A petition calling for a public poll on the issue of Maori wards for Western Bay of Plenty District Council has been delivered today.
Petitioners arrived at council offices on Barkes Corner at 12pm with boxes containing more than 4000 signatures.
Of those, they say a random check shows at least 2532 are eligible voters within the district, and therefore entitled to call for a poll.
1708 signatures are required to initiate a public poll on the issue of Maori wards, which a majority of councillors voted in favour of at a meeting in November 2017.
The three councillors who voted against the decision – Mike Lally, Margaret Murray-Benge, and Kevin Marsh – joined other residents in presenting the petition.
Kevin says he was surprised when his fellow councillors voted in favour of the proposal, but is happy to stick to the position he took in November.
“We’re all equal in this world. We all have the right to stand for council – there’s no favouritism,” he says.

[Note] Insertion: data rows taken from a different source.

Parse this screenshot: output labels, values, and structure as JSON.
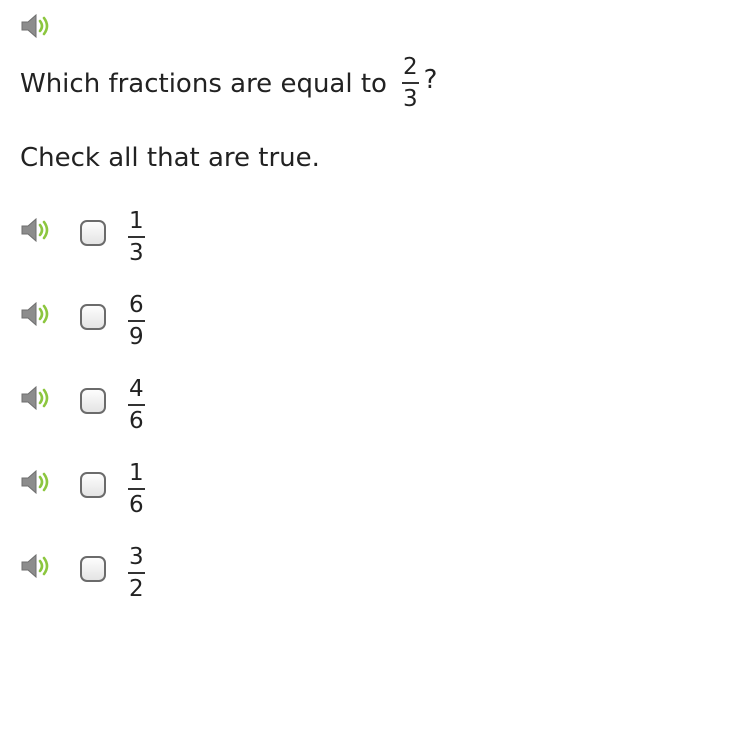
{
  "question": {
    "text": "Which fractions are equal to",
    "fraction": {
      "numerator": "2",
      "denominator": "3"
    },
    "suffix": "?"
  },
  "instruction": "Check all that are true.",
  "icons": {
    "speaker": "speaker-icon",
    "speaker_color": "#808080",
    "wave_color": "#8cc63f"
  },
  "options": [
    {
      "numerator": "1",
      "denominator": "3",
      "checked": false
    },
    {
      "numerator": "6",
      "denominator": "9",
      "checked": false
    },
    {
      "numerator": "4",
      "denominator": "6",
      "checked": false
    },
    {
      "numerator": "1",
      "denominator": "6",
      "checked": false
    },
    {
      "numerator": "3",
      "denominator": "2",
      "checked": false
    }
  ]
}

“I believe the council went about it the wrong way – we should have consulted with the public first, which is what’s going to happen now anyway.”
Mike, who has been on the street collecting signatures these past few weeks, says Maori wards are race-based legislation, which is wrong.

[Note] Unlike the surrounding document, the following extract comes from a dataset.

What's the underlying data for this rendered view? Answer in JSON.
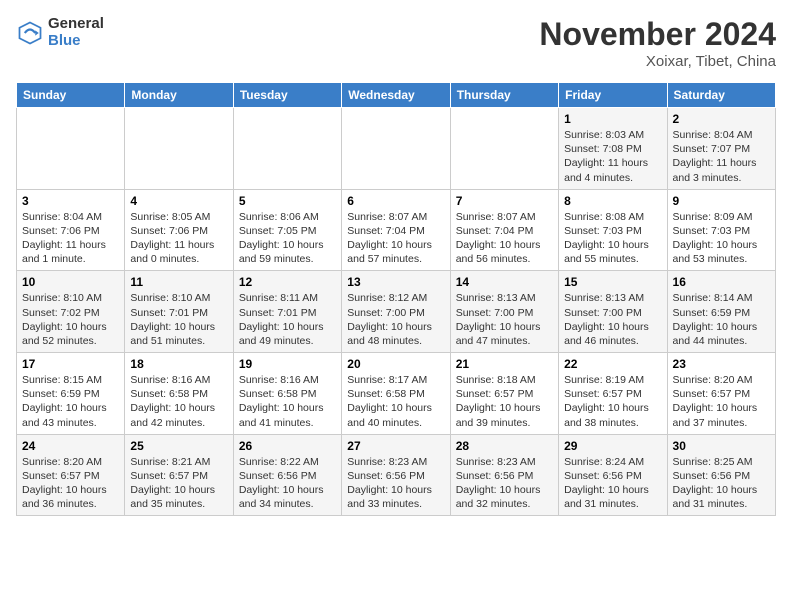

“We’re all Kiwis,” he says. “What’s most concerning to me is the level of distrust out there towards the council. We had someone asking us to make sure we had copies of the petition, because they didn’t trust the council with them.”
He also thanks all the volunteers from around the district who helped with door-knocking and collecting signatures on the street.

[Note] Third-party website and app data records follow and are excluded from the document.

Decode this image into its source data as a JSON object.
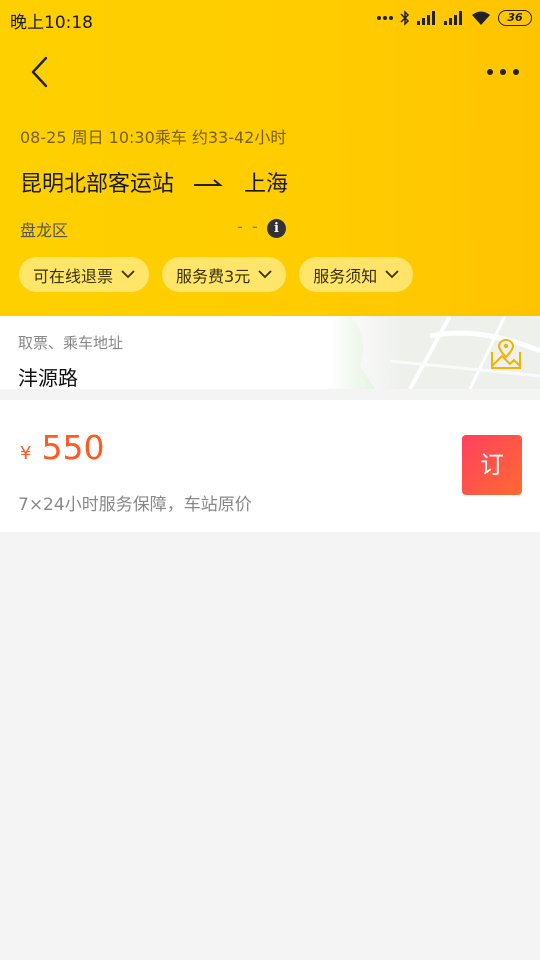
{
  "status_bar": {
    "time": "晚上10:18",
    "battery": "36"
  },
  "trip": {
    "meta": "08-25 周日 10:30乘车 约33-42小时",
    "from": "昆明北部客运站",
    "to": "上海",
    "from_district": "盘龙区",
    "to_district": "- -"
  },
  "chips": [
    {
      "label": "可在线退票"
    },
    {
      "label": "服务费3元"
    },
    {
      "label": "服务须知"
    }
  ],
  "address": {
    "label": "取票、乘车地址",
    "value": "沣源路"
  },
  "offer": {
    "currency": "¥",
    "price": "550",
    "guarantee": "7×24小时服务保障，车站原价",
    "book_label": "订"
  },
  "colors": {
    "accent": "#ffcc00",
    "price": "#ff5a1f"
  },
  "icons": [
    "back-arrow-icon",
    "more-icon",
    "info-icon",
    "chevron-down-icon",
    "map-pin-icon"
  ]
}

For her part, Margaret says she supported the petition because the only way she could ever be on council as a woman was if all people were treated equally.
“I was determined to resist any shift from that position to a different philosophy,” she says.
“The community is also uncomfortable with not having been consulted.”
She expects the resulting public vote to overwhelmingly reject Maori wards for the Western Bay of Plenty.
“What was so sad is the mayor raised the expectations of one sector of society, without consulting with everyone else. I think there will be consequences for him in 2019 especially as a result.”
Western Bay of Plenty Mayor Garry Webber declined to comment on the petition, other than saying it was within the rights of petitioners to call for a poll.
A council spokesperson says if the petition proves valid a poll will be held on Saturday May 19 (voting closes at midday) and will be conducted under the provisions of the Local Electoral Act 2001 by the council’s electoral officer.
"The review of representation arrangements in something the council is required to undertake every six years. It is where we look at the structure of the council and its community boards, how elected members are elected.
"The review initially considers the electoral system, Maori wards, and then representation arrangements. The representation arrangements process involves public feedback/submissions and will be finalised after the outcome of the Maori wards poll is known."